**Exercise prompt**
Copy out each line below that has the word "downloads" in it.

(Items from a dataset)
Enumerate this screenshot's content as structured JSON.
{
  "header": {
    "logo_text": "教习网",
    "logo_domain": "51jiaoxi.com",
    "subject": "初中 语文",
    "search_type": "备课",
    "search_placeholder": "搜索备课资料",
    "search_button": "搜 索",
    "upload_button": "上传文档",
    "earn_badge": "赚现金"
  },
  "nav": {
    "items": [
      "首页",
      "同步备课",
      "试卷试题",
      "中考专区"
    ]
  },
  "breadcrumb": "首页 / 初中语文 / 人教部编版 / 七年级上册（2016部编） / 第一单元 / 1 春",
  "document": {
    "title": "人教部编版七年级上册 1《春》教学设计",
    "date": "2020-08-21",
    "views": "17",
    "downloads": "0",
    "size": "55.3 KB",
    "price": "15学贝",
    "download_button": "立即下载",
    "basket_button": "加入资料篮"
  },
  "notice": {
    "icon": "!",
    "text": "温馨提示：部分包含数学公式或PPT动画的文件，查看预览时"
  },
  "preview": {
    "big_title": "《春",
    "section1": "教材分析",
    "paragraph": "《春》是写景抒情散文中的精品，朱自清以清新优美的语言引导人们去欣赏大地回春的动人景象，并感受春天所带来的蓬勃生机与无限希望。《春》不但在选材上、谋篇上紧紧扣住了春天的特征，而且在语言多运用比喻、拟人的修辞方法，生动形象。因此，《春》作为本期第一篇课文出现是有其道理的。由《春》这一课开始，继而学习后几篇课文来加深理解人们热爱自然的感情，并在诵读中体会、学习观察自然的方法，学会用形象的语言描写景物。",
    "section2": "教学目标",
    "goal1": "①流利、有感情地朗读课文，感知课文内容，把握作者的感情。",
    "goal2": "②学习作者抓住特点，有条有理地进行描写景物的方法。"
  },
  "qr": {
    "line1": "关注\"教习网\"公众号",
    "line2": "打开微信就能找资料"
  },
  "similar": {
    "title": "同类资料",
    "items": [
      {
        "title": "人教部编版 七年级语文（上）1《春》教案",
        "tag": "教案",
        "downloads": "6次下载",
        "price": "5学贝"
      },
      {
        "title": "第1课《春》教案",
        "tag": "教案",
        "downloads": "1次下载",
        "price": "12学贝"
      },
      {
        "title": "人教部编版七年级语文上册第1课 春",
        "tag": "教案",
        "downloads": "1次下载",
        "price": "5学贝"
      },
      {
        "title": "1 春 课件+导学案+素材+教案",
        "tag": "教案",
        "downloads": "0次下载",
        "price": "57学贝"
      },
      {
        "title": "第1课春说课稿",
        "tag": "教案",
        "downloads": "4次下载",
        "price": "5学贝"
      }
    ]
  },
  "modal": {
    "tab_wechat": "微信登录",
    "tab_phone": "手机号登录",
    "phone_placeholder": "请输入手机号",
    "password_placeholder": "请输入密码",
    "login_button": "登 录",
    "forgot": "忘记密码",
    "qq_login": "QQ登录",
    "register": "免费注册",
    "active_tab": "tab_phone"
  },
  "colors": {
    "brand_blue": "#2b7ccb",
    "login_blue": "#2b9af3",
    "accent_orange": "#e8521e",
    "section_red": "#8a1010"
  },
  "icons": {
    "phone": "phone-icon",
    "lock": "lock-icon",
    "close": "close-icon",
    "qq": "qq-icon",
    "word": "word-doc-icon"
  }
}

**Solution**
    "downloads": "0",
        "downloads": "6次下载",
        "downloads": "1次下载",
        "downloads": "1次下载",
        "downloads": "0次下载",
        "downloads": "4次下载",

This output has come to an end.